Website and app data records
·····

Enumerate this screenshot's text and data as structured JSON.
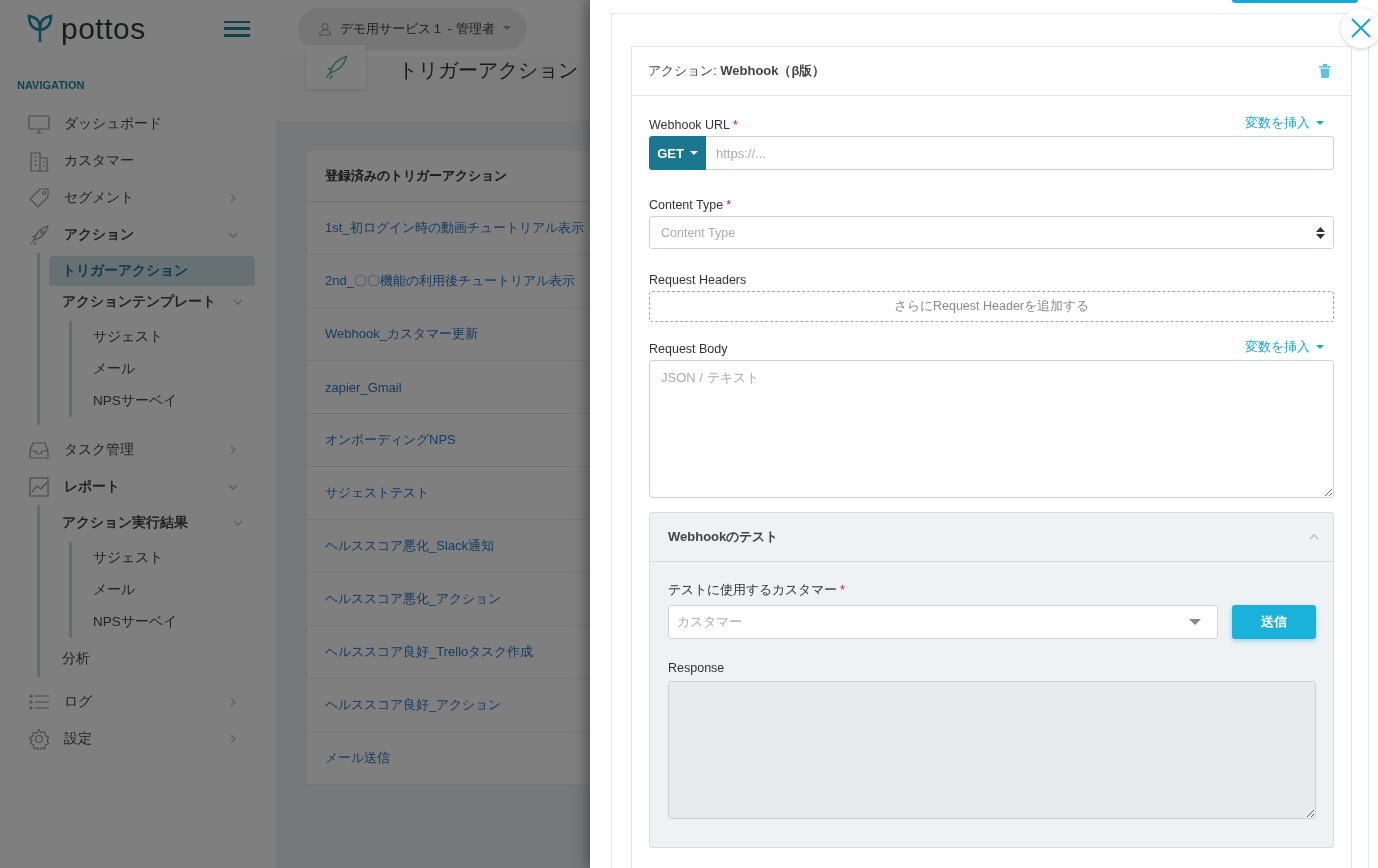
{
  "brand": {
    "name": "pottos"
  },
  "account": {
    "label": "デモ用サービス１ - 管理者"
  },
  "sidebar": {
    "heading": "NAVIGATION",
    "items": [
      {
        "label": "ダッシュボード"
      },
      {
        "label": "カスタマー"
      },
      {
        "label": "セグメント",
        "expanded": false
      },
      {
        "label": "アクション",
        "expanded": true,
        "children": [
          {
            "label": "トリガーアクション",
            "selected": true
          },
          {
            "label": "アクションテンプレート",
            "selected": false,
            "expanded": true,
            "children": [
              {
                "label": "サジェスト"
              },
              {
                "label": "メール"
              },
              {
                "label": "NPSサーベイ"
              }
            ]
          }
        ]
      },
      {
        "label": "タスク管理",
        "expanded": false
      },
      {
        "label": "レポート",
        "expanded": true,
        "children": [
          {
            "label": "アクション実行結果",
            "selected": false,
            "expanded": true,
            "children": [
              {
                "label": "サジェスト"
              },
              {
                "label": "メール"
              },
              {
                "label": "NPSサーベイ"
              }
            ]
          },
          {
            "label": "分析",
            "selected": false
          }
        ]
      },
      {
        "label": "ログ",
        "expanded": false
      },
      {
        "label": "設定",
        "expanded": false
      }
    ]
  },
  "page": {
    "title": "トリガーアクション"
  },
  "trigger_list": {
    "heading": "登録済みのトリガーアクション",
    "rows": [
      "1st_初ログイン時の動画チュートリアル表示",
      "2nd_〇〇機能の利用後チュートリアル表示",
      "Webhook_カスタマー更新",
      "zapier_Gmail",
      "オンボーディングNPS",
      "サジェストテスト",
      "ヘルススコア悪化_Slack通知",
      "ヘルススコア悪化_アクション",
      "ヘルススコア良好_Trelloタスク作成",
      "ヘルススコア良好_アクション",
      "メール送信"
    ]
  },
  "drawer": {
    "card_title": "アクション: **Webhook（β版）**",
    "webhook_url": {
      "label": "Webhook URL",
      "required_mark": "*",
      "insert_variable": "変数を挿入",
      "method": "GET",
      "placeholder": "https://..."
    },
    "content_type": {
      "label": "Content Type",
      "required_mark": "*",
      "placeholder": "Content Type"
    },
    "request_headers": {
      "label": "Request Headers",
      "add_button": "さらにRequest Headerを追加する"
    },
    "request_body": {
      "label": "Request Body",
      "insert_variable": "変数を挿入",
      "placeholder": "JSON / テキスト"
    },
    "test": {
      "title": "Webhookのテスト",
      "expanded": true,
      "customer_label": "テストに使用するカスタマー",
      "required_mark": "*",
      "customer_placeholder": "カスタマー",
      "send_button": "送信",
      "response_label": "Response"
    }
  }
}
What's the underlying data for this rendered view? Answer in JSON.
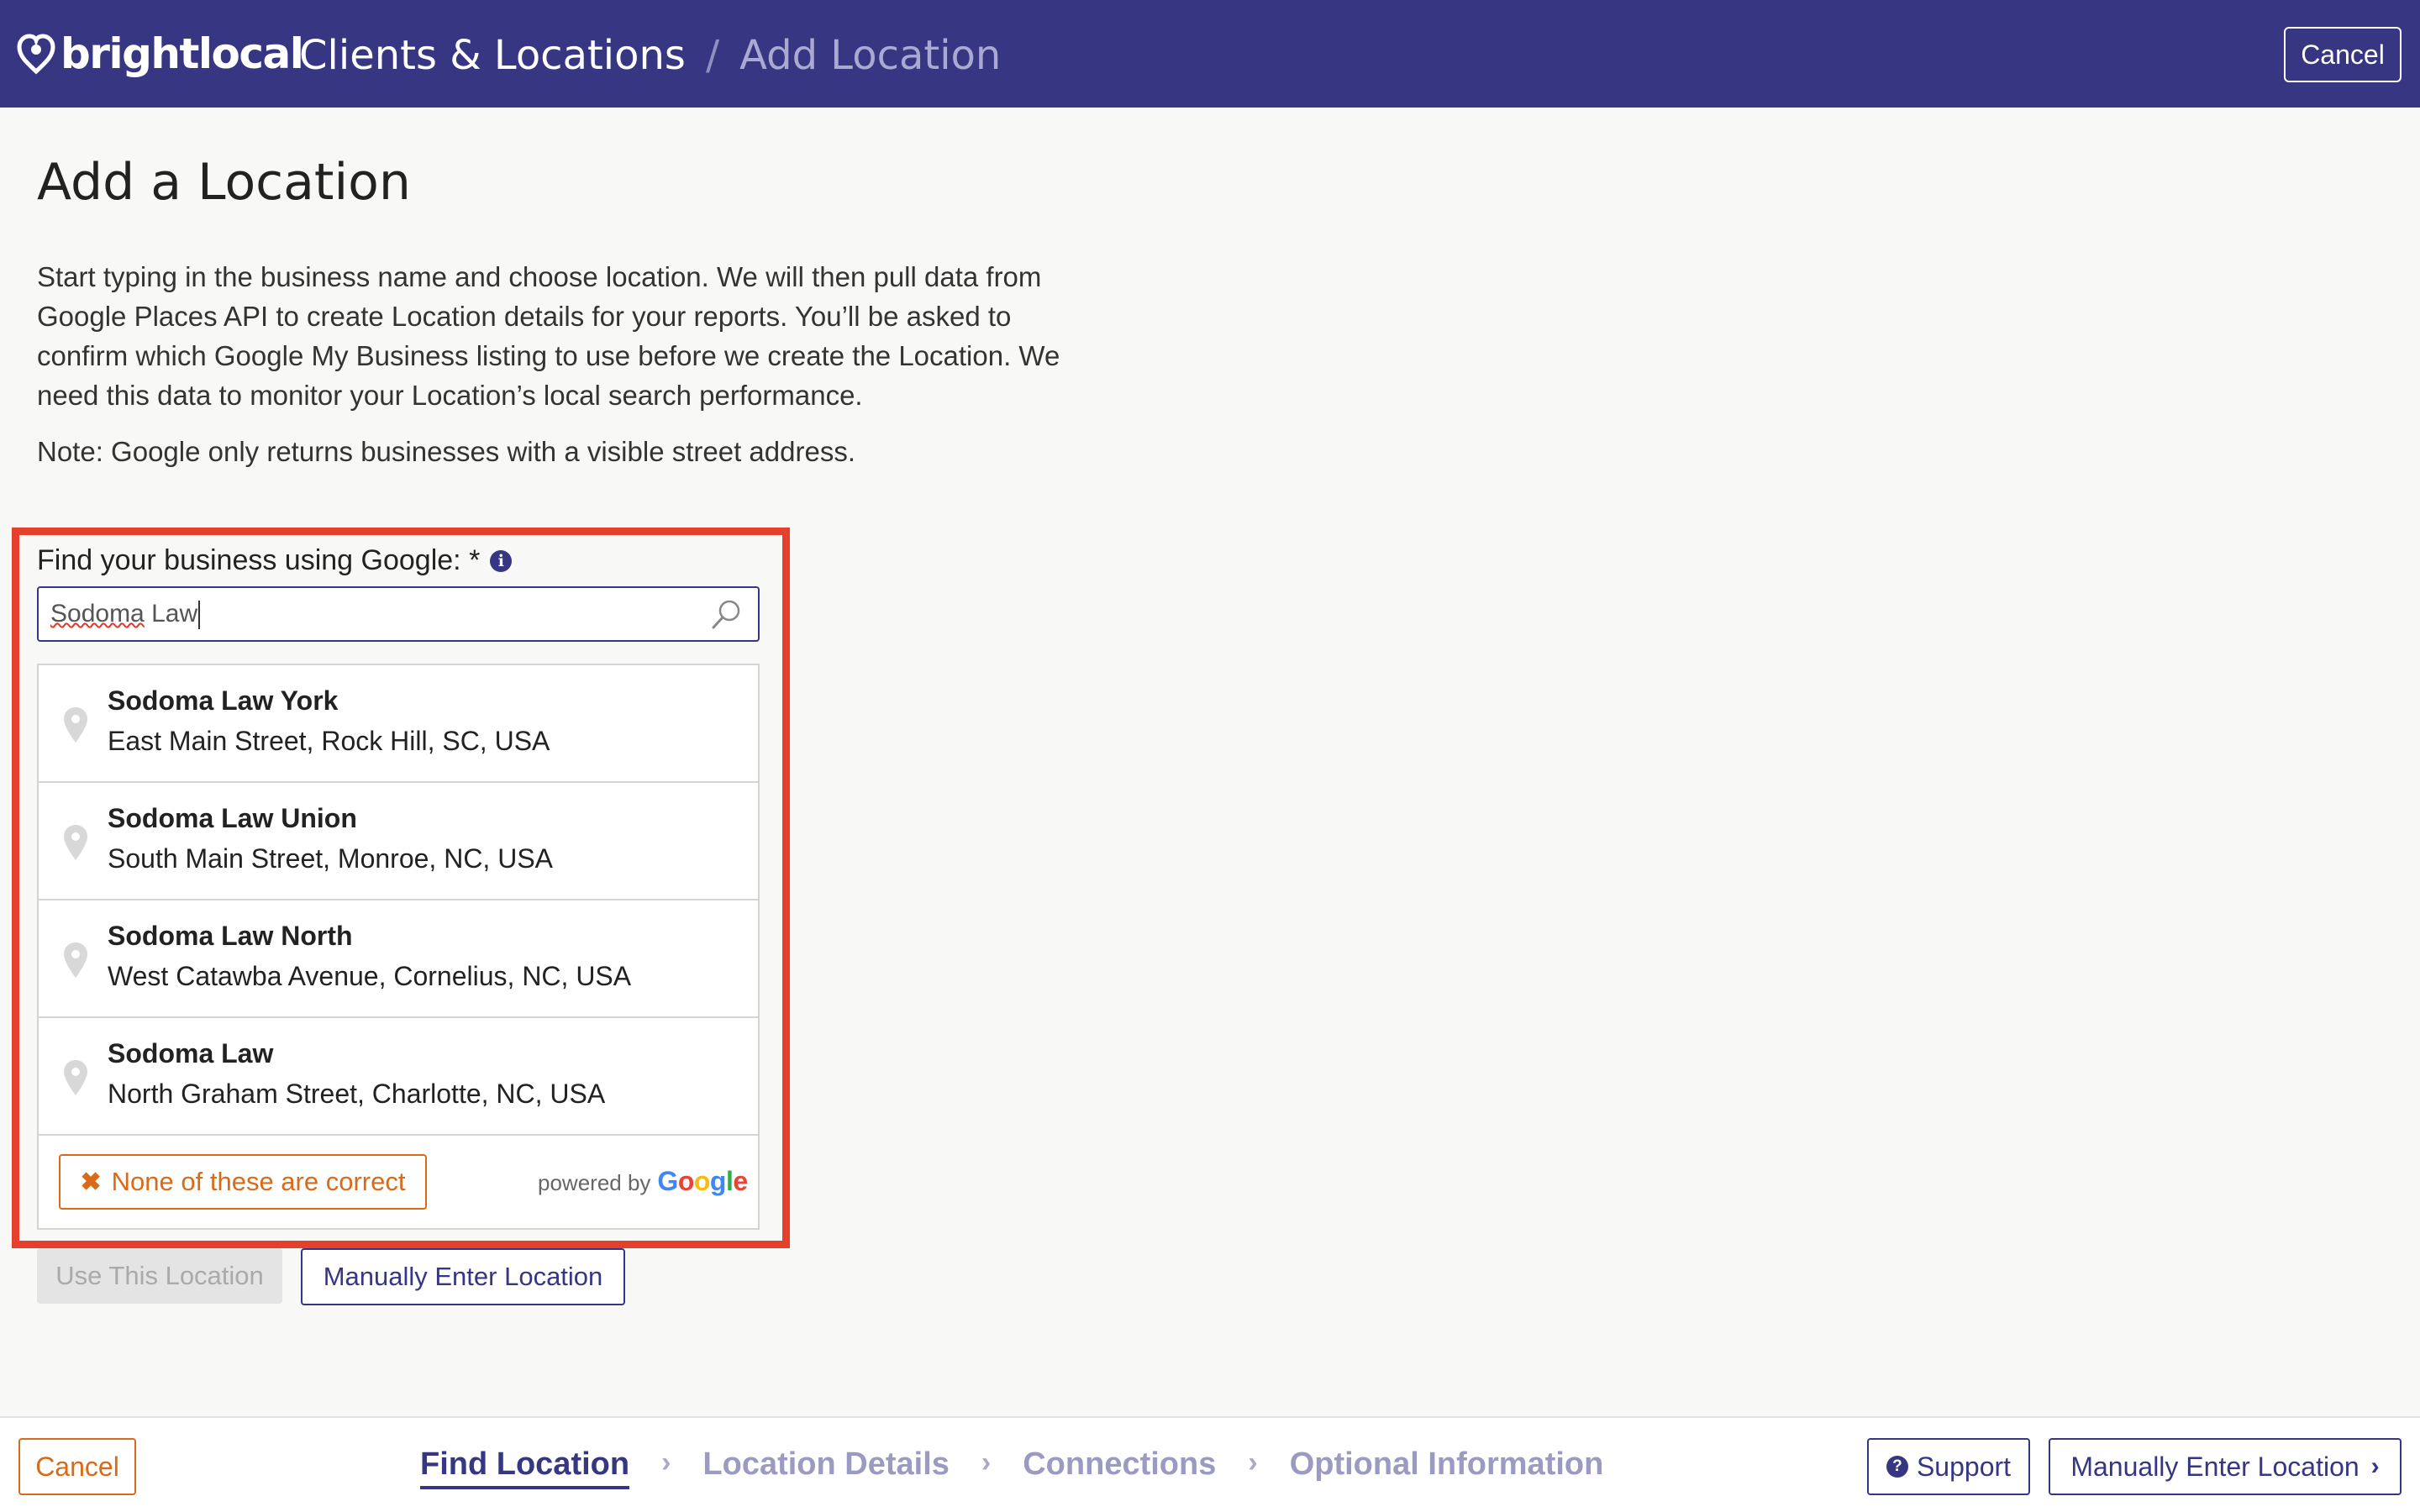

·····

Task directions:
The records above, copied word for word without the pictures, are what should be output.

Exercise response:
Enumerate this screenshot's text and data as structured JSON.
{
  "brand": {
    "name": "pottos"
  },
  "account": {
    "label": "デモ用サービス１ - 管理者"
  },
  "sidebar": {
    "heading": "NAVIGATION",
    "items": [
      {
        "label": "ダッシュボード"
      },
      {
        "label": "カスタマー"
      },
      {
        "label": "セグメント",
        "expanded": false
      },
      {
        "label": "アクション",
        "expanded": true,
        "children": [
          {
            "label": "トリガーアクション",
            "selected": true
          },
          {
            "label": "アクションテンプレート",
            "selected": false,
            "expanded": true,
            "children": [
              {
                "label": "サジェスト"
              },
              {
                "label": "メール"
              },
              {
                "label": "NPSサーベイ"
              }
            ]
          }
        ]
      },
      {
        "label": "タスク管理",
        "expanded": false
      },
      {
        "label": "レポート",
        "expanded": true,
        "children": [
          {
            "label": "アクション実行結果",
            "selected": false,
            "expanded": true,
            "children": [
              {
                "label": "サジェスト"
              },
              {
                "label": "メール"
              },
              {
                "label": "NPSサーベイ"
              }
            ]
          },
          {
            "label": "分析",
            "selected": false
          }
        ]
      },
      {
        "label": "ログ",
        "expanded": false
      },
      {
        "label": "設定",
        "expanded": false
      }
    ]
  },
  "page": {
    "title": "トリガーアクション"
  },
  "trigger_list": {
    "heading": "登録済みのトリガーアクション",
    "rows": [
      "1st_初ログイン時の動画チュートリアル表示",
      "2nd_〇〇機能の利用後チュートリアル表示",
      "Webhook_カスタマー更新",
      "zapier_Gmail",
      "オンボーディングNPS",
      "サジェストテスト",
      "ヘルススコア悪化_Slack通知",
      "ヘルススコア悪化_アクション",
      "ヘルススコア良好_Trelloタスク作成",
      "ヘルススコア良好_アクション",
      "メール送信"
    ]
  },
  "drawer": {
    "card_title": "アクション: **Webhook（β版）**",
    "webhook_url": {
      "label": "Webhook URL",
      "required_mark": "*",
      "insert_variable": "変数を挿入",
      "method": "GET",
      "placeholder": "https://..."
    },
    "content_type": {
      "label": "Content Type",
      "required_mark": "*",
      "placeholder": "Content Type"
    },
    "request_headers": {
      "label": "Request Headers",
      "add_button": "さらにRequest Headerを追加する"
    },
    "request_body": {
      "label": "Request Body",
      "insert_variable": "変数を挿入",
      "placeholder": "JSON / テキスト"
    },
    "test": {
      "title": "Webhookのテスト",
      "expanded": true,
      "customer_label": "テストに使用するカスタマー",
      "required_mark": "*",
      "customer_placeholder": "カスタマー",
      "send_button": "送信",
      "response_label": "Response"
    }
  }
}
What's the underlying data for this rendered view? Answer in JSON.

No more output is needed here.